As a voter, I was dismayed during the November election to find that so many members of the U.S. House and Senate had signed the “no tax increase.” pledge of Grover Norquist.

Who is Grover Norquist anyway, and why should members of Congress be his pawns?)

According to Internet research, 271 members of Congress had signed Norquist’s pledge including Rep. Marlin Stutzman and Sen. Dan Coats. Sen. Richard Lugar was one of the few Republican members of Congress who had not signed the pledge, and thereby, was targeted by far-right conservative interests during his primary election against Richard Mourdock.

Now, I don’t want my taxes to go up any more than anyone else, but in this time of economic crisis where a runaway deficit threatens our very future, I believe that all options for a solution ought to be on the table whether those options include spending cuts, tax increases, entitlement changes or code rewrites

My wise wife pointed out to me that the irony is that while these few lawmakers absolutely refused to consider any type of tax increases for any income level including the wealthy as a matter of principle, they were willing to allow the U.S. to go over the fiscal cliff and bring on tax increases for everyone. Oh well, so much for principle.

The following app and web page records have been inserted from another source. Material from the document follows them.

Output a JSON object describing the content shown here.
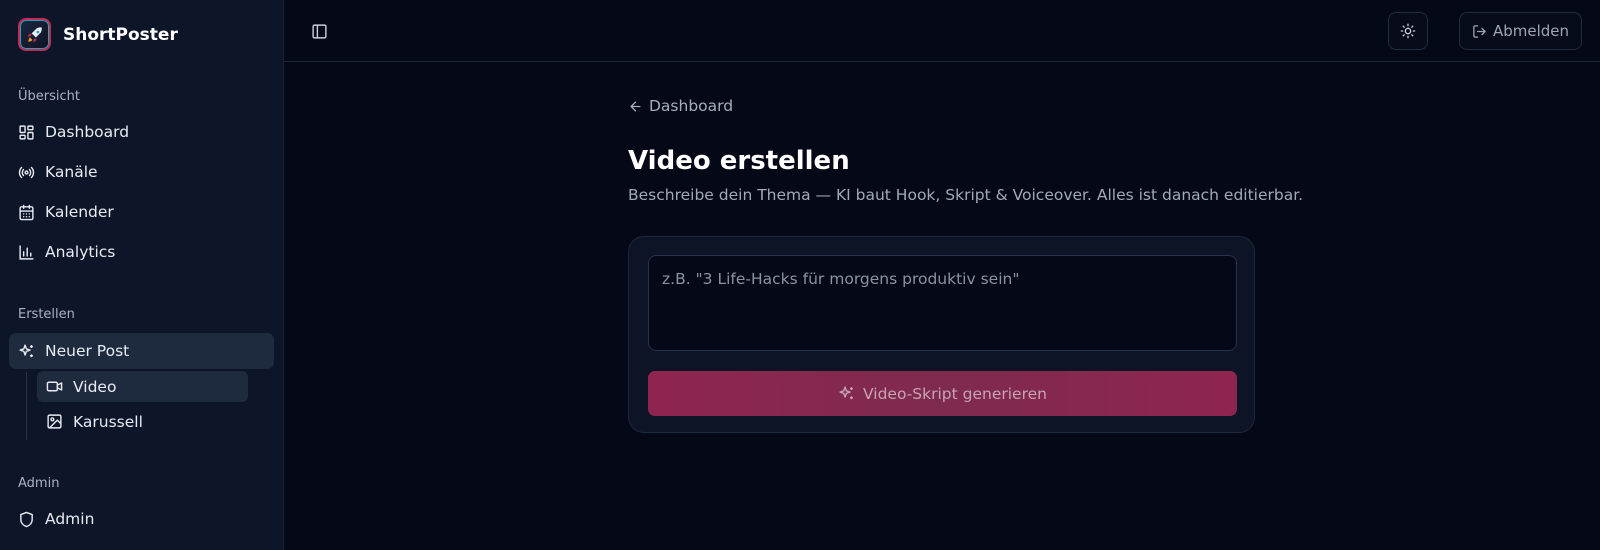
{
  "app": {
    "name": "ShortPoster"
  },
  "sidebar": {
    "sections": [
      {
        "label": "Übersicht",
        "items": [
          {
            "label": "Dashboard",
            "icon": "dashboard-grid-icon"
          },
          {
            "label": "Kanäle",
            "icon": "broadcast-icon"
          },
          {
            "label": "Kalender",
            "icon": "calendar-icon"
          },
          {
            "label": "Analytics",
            "icon": "bar-chart-icon"
          }
        ]
      },
      {
        "label": "Erstellen",
        "items": [
          {
            "label": "Neuer Post",
            "icon": "sparkles-icon",
            "active": true
          }
        ],
        "subitems": [
          {
            "label": "Video",
            "icon": "video-icon",
            "active": true
          },
          {
            "label": "Karussell",
            "icon": "image-icon"
          }
        ]
      },
      {
        "label": "Admin",
        "items": [
          {
            "label": "Admin",
            "icon": "shield-icon"
          }
        ]
      }
    ]
  },
  "topbar": {
    "logout_label": "Abmelden"
  },
  "main": {
    "back_label": "Dashboard",
    "title": "Video erstellen",
    "subtitle": "Beschreibe dein Thema — KI baut Hook, Skript & Voiceover. Alles ist danach editierbar.",
    "input": {
      "value": "",
      "placeholder": "z.B. \"3 Life-Hacks für morgens produktiv sein\""
    },
    "generate_label": "Video-Skript generieren"
  },
  "colors": {
    "background": "#050816",
    "sidebar": "#0d1628",
    "accent": "#8e2550",
    "active_item": "#1e2a3d"
  }
}
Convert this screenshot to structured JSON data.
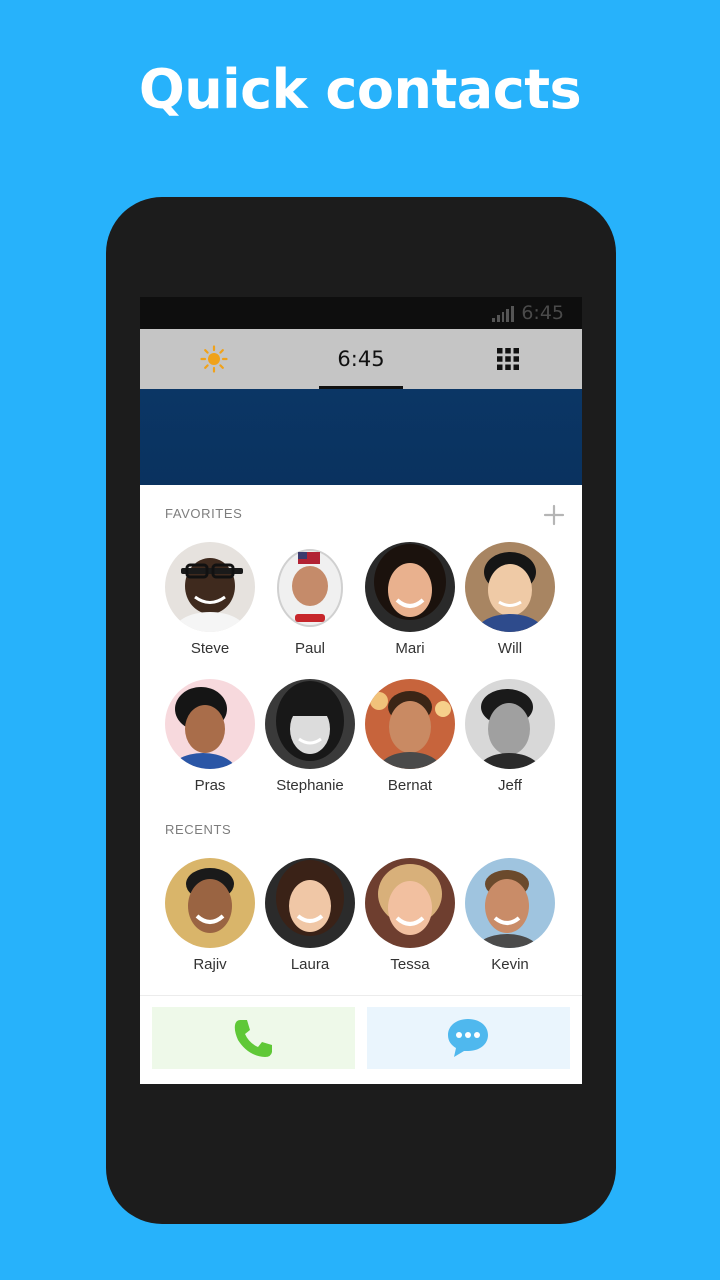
{
  "headline": "Quick contacts",
  "status": {
    "time": "6:45"
  },
  "tabs": {
    "active_clock": "6:45"
  },
  "favorites": {
    "label": "FAVORITES",
    "contacts": [
      "Steve",
      "Paul",
      "Mari",
      "Will",
      "Pras",
      "Stephanie",
      "Bernat",
      "Jeff"
    ]
  },
  "recents": {
    "label": "RECENTS",
    "contacts": [
      "Rajiv",
      "Laura",
      "Tessa",
      "Kevin"
    ]
  },
  "colors": {
    "background": "#27b2fb",
    "phone_body": "#1c1c1c",
    "banner": "#0b3665",
    "call_button_bg": "#eef9e9",
    "call_icon": "#5fc837",
    "message_button_bg": "#eaf5fd",
    "message_icon": "#4fb8ee",
    "sun_icon": "#f0a21a"
  }
}
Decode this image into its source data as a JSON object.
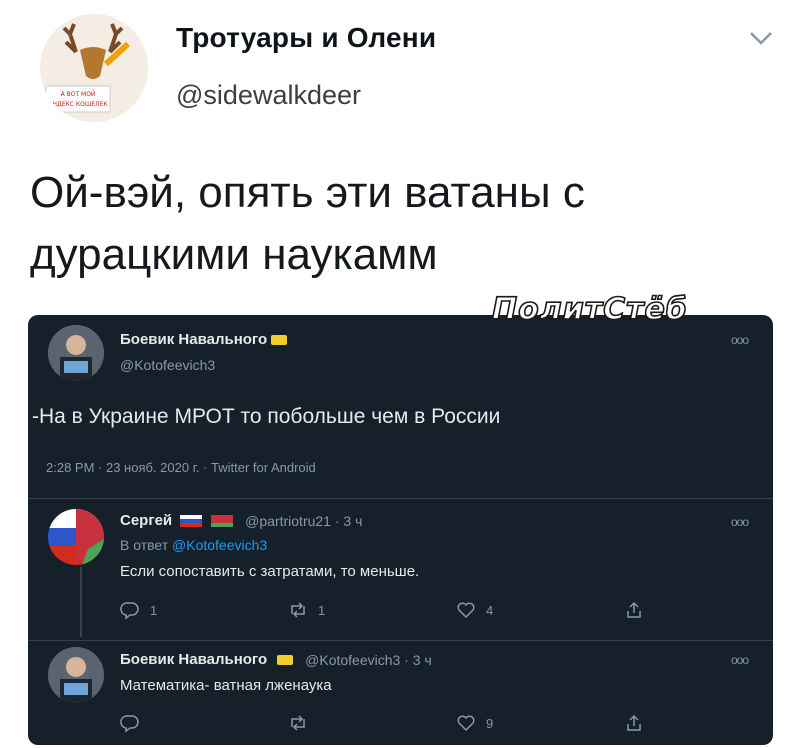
{
  "outer": {
    "name": "Тротуары и Олени",
    "handle": "@sidewalkdeer",
    "avatar_sign": "А ВОТ МОЙ ЯНДЕКС КОШЕЛЕК",
    "text": "Ой-вэй, опять эти ватаны с дурацкими наукамм"
  },
  "watermark": "ПолитСтёб",
  "main_tweet": {
    "name": "Боевик Навального",
    "handle": "@Kotofeevich3",
    "text": "-На в Украине МРОТ то побольше чем в России",
    "meta": "2:28 PM · 23 нояб. 2020 г. · Twitter for Android"
  },
  "reply1": {
    "name": "Сергей",
    "handle_time": "@partriotru21 · 3 ч",
    "reply_prefix": "В ответ",
    "reply_to": "@Kotofeevich3",
    "text": "Если сопоставить с затратами, то меньше.",
    "actions": {
      "reply": "1",
      "retweet": "1",
      "like": "4"
    }
  },
  "reply2": {
    "name": "Боевик Навального",
    "handle_time": "@Kotofeevich3 · 3 ч",
    "text": "Математика- ватная лженаука",
    "actions": {
      "reply": "",
      "retweet": "",
      "like": "9"
    }
  },
  "icons": {
    "chevron": "chevron-down-icon",
    "more": "more-dots-icon",
    "reply": "reply-icon",
    "retweet": "retweet-icon",
    "like": "heart-icon",
    "share": "share-icon"
  },
  "colors": {
    "dark_bg": "#15202b",
    "link_blue": "#1d9bf0",
    "grey_text": "#8899a6"
  }
}
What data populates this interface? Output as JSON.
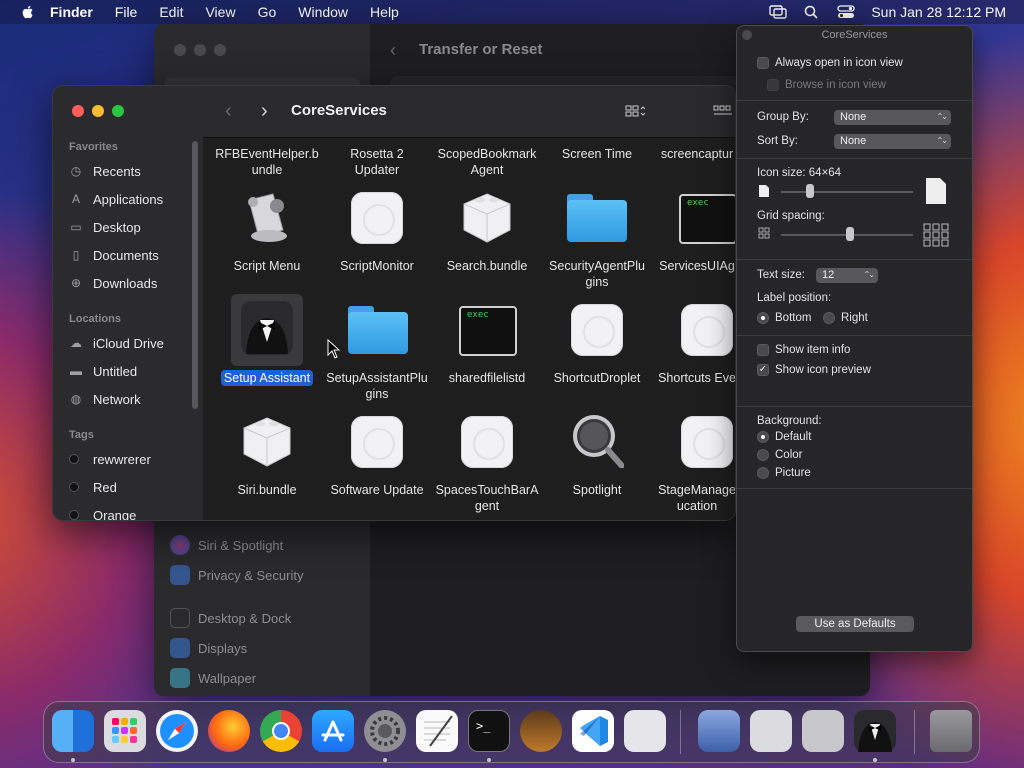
{
  "menubar": {
    "app": "Finder",
    "items": [
      "File",
      "Edit",
      "View",
      "Go",
      "Window",
      "Help"
    ],
    "datetime": "Sun Jan 28  12:12 PM"
  },
  "settings": {
    "title": "Transfer or Reset",
    "sidebar": [
      "Siri & Spotlight",
      "Privacy & Security",
      "Desktop & Dock",
      "Displays",
      "Wallpaper"
    ]
  },
  "finder": {
    "title": "CoreServices",
    "sidebar": {
      "favorites_header": "Favorites",
      "favorites": [
        "Recents",
        "Applications",
        "Desktop",
        "Documents",
        "Downloads"
      ],
      "locations_header": "Locations",
      "locations": [
        "iCloud Drive",
        "Untitled",
        "Network"
      ],
      "tags_header": "Tags",
      "tags": [
        "rewwrerer",
        "Red",
        "Orange"
      ]
    },
    "top_row": [
      "RFBEventHelper.b\nundle",
      "Rosetta 2\nUpdater",
      "ScopedBookmark\nAgent",
      "Screen Time",
      "screencaptur"
    ],
    "row1": [
      "Script Menu",
      "ScriptMonitor",
      "Search.bundle",
      "SecurityAgentPlu\ngins",
      "ServicesUIAg"
    ],
    "row2": [
      "Setup Assistant",
      "SetupAssistantPlu\ngins",
      "sharedfilelistd",
      "ShortcutDroplet",
      "Shortcuts Eve"
    ],
    "row3": [
      "Siri.bundle",
      "Software Update",
      "SpacesTouchBarA\ngent",
      "Spotlight",
      "StageManage\nucation"
    ],
    "exec_label": "exec"
  },
  "inspector": {
    "title": "CoreServices",
    "always_open": "Always open in icon view",
    "browse": "Browse in icon view",
    "group_by_label": "Group By:",
    "group_by": "None",
    "sort_by_label": "Sort By:",
    "sort_by": "None",
    "icon_size_label": "Icon size:  64×64",
    "grid_spacing_label": "Grid spacing:",
    "text_size_label": "Text size:",
    "text_size": "12",
    "label_position_label": "Label position:",
    "label_bottom": "Bottom",
    "label_right": "Right",
    "show_item_info": "Show item info",
    "show_icon_preview": "Show icon preview",
    "background_label": "Background:",
    "bg_default": "Default",
    "bg_color": "Color",
    "bg_picture": "Picture",
    "use_defaults": "Use as Defaults",
    "icon_size_level": 0.22,
    "grid_spacing_level": 0.52
  },
  "colors": {
    "accent": "#1f5fd8",
    "traffic_red": "#ff5f57",
    "traffic_yellow": "#febc2e",
    "traffic_green": "#28c840"
  }
}
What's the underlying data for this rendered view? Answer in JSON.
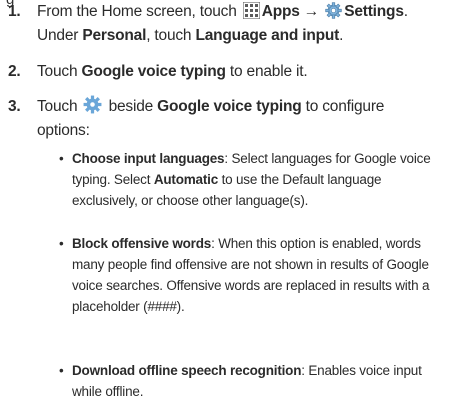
{
  "icons": {
    "apps": "apps-grid-icon",
    "settings": "settings-gear-icon",
    "configure": "configure-gear-icon"
  },
  "colors": {
    "text": "#2b2b2b",
    "apps_icon": "#5b5b5b",
    "settings_icon": "#6fa8d6",
    "configure_icon": "#6aa6d8"
  },
  "steps": [
    {
      "number": "1.",
      "line1_pre": "From the Home screen, touch ",
      "apps": "Apps",
      "arrow": " → ",
      "settings": "Settings",
      "period": ".",
      "line2_pre": "Under ",
      "personal": "Personal",
      "line2_mid": ", touch ",
      "language_input": "Language and input",
      "line2_end": "."
    },
    {
      "number": "2.",
      "pre": "Touch ",
      "gvt": "Google voice typing",
      "post": " to enable it."
    },
    {
      "number": "3.",
      "pre": "Touch ",
      "mid": " beside ",
      "gvt": "Google voice typing",
      "post": " to configure",
      "line2": "options:"
    }
  ],
  "options": [
    {
      "bullet": "•",
      "title": "Choose input languages",
      "line1_rest": ": Select languages for Google voice",
      "line2_pre": "typing. Select ",
      "line2_bold": "Automatic",
      "line2_post": " to use the Default language",
      "line3": "exclusively, or choose other language(s)."
    },
    {
      "bullet": "•",
      "title": "Block offensive words",
      "line1_rest": ": When this option is enabled, words",
      "line2": "many people find offensive are not shown in results of Google",
      "line3": "voice searches. Offensive words are replaced in results with a",
      "line4": "placeholder (####)."
    },
    {
      "bullet": "•",
      "title": "Download offline speech recognition",
      "line1_rest": ": Enables voice input",
      "line2": "while offline."
    }
  ]
}
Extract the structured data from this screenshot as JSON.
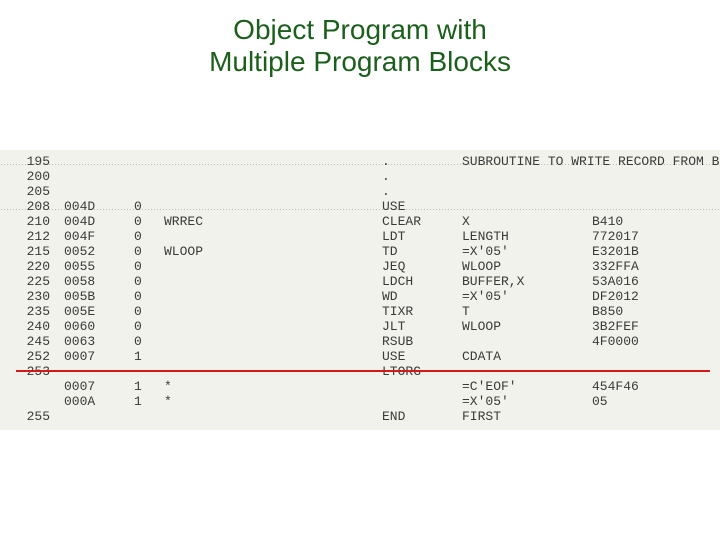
{
  "title_line1": "Object Program with",
  "title_line2": "Multiple Program Blocks",
  "rows": [
    {
      "dotted": true,
      "line": "195",
      "loc": "",
      "blk": "",
      "label": "",
      "empty": "",
      "opcode": ".",
      "operand": "SUBROUTINE TO WRITE RECORD FROM BUFFER",
      "obj": ""
    },
    {
      "dotted": false,
      "line": "200",
      "loc": "",
      "blk": "",
      "label": "",
      "empty": "",
      "opcode": ".",
      "operand": "",
      "obj": ""
    },
    {
      "dotted": false,
      "line": "205",
      "loc": "",
      "blk": "",
      "label": "",
      "empty": "",
      "opcode": ".",
      "operand": "",
      "obj": ""
    },
    {
      "dotted": true,
      "line": "208",
      "loc": "004D",
      "blk": "0",
      "label": "",
      "empty": "",
      "opcode": "USE",
      "operand": "",
      "obj": ""
    },
    {
      "dotted": false,
      "line": "210",
      "loc": "004D",
      "blk": "0",
      "label": "WRREC",
      "empty": "",
      "opcode": "CLEAR",
      "operand": "X",
      "obj": "B410"
    },
    {
      "dotted": false,
      "line": "212",
      "loc": "004F",
      "blk": "0",
      "label": "",
      "empty": "",
      "opcode": "LDT",
      "operand": "LENGTH",
      "obj": "772017"
    },
    {
      "dotted": false,
      "line": "215",
      "loc": "0052",
      "blk": "0",
      "label": "WLOOP",
      "empty": "",
      "opcode": "TD",
      "operand": "=X'05'",
      "obj": "E3201B"
    },
    {
      "dotted": false,
      "line": "220",
      "loc": "0055",
      "blk": "0",
      "label": "",
      "empty": "",
      "opcode": "JEQ",
      "operand": "WLOOP",
      "obj": "332FFA"
    },
    {
      "dotted": false,
      "line": "225",
      "loc": "0058",
      "blk": "0",
      "label": "",
      "empty": "",
      "opcode": "LDCH",
      "operand": "BUFFER,X",
      "obj": "53A016"
    },
    {
      "dotted": false,
      "line": "230",
      "loc": "005B",
      "blk": "0",
      "label": "",
      "empty": "",
      "opcode": "WD",
      "operand": "=X'05'",
      "obj": "DF2012"
    },
    {
      "dotted": false,
      "line": "235",
      "loc": "005E",
      "blk": "0",
      "label": "",
      "empty": "",
      "opcode": "TIXR",
      "operand": "T",
      "obj": "B850"
    },
    {
      "dotted": false,
      "line": "240",
      "loc": "0060",
      "blk": "0",
      "label": "",
      "empty": "",
      "opcode": "JLT",
      "operand": "WLOOP",
      "obj": "3B2FEF"
    },
    {
      "dotted": false,
      "line": "245",
      "loc": "0063",
      "blk": "0",
      "label": "",
      "empty": "",
      "opcode": "RSUB",
      "operand": "",
      "obj": "4F0000"
    },
    {
      "dotted": false,
      "line": "252",
      "loc": "0007",
      "blk": "1",
      "label": "",
      "empty": "",
      "opcode": "USE",
      "operand": "CDATA",
      "obj": ""
    },
    {
      "dotted": false,
      "line": "253",
      "loc": "",
      "blk": "",
      "label": "",
      "empty": "",
      "opcode": "LTORG",
      "operand": "",
      "obj": ""
    },
    {
      "dotted": false,
      "line": "",
      "loc": "0007",
      "blk": "1",
      "label": "*",
      "empty": "",
      "opcode": "",
      "operand": "=C'EOF'",
      "obj": "454F46"
    },
    {
      "dotted": false,
      "line": "",
      "loc": "000A",
      "blk": "1",
      "label": "*",
      "empty": "",
      "opcode": "",
      "operand": "=X'05'",
      "obj": "05"
    },
    {
      "dotted": false,
      "line": "255",
      "loc": "",
      "blk": "",
      "label": "",
      "empty": "",
      "opcode": "END",
      "operand": "FIRST",
      "obj": ""
    }
  ]
}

C’mon, Congress, the country is pleading for you, our lawmakers, to act like you really care about us and the country and not treat us to these political games disguised as principles.

DAVID DEW Fort Wayne

Gen. Wayne statue would distract from original intent for Green

In regard to the Perspective piece, “Keep Anthony Wayne where he’s star of show” (Dec. 30), I wish to state that I am opposed to moving the Gen. Wayne statue to the Courthouse Green.

The Green was created as an open space from which to view the Courthouse. The placement of the statue on the Green would detract from an open view of the Courthouse. It would interfere with the original plan of the Green and would create a cluttered look.

I am a member of the board of directors of the Allen County Courthouse Preservation Trust. Through donations and the assistance of the county commissioners, we were not only able to save the Courthouse murals but to restore the entire Courthouse. Mayor Tom Henry even arranged to get new lighting for the outside of the Courthouse.

As a part of the restoration, we were fortunate to find that Dick Waterfield had acquired title to all the land that now comprises the Green. The trust, through generous additional donations, was able to purchase the land from Waterfield, tear down the buildings and create the Courthouse Green.

We have succeed to date in preventing memorials, statues and even military equipment from being place on the Green by many well meaning people. All of these items would detract from the beauty and plan of the Green. I hope that those persons trying to move the Anthony Wayne statue to the Green will reconsider.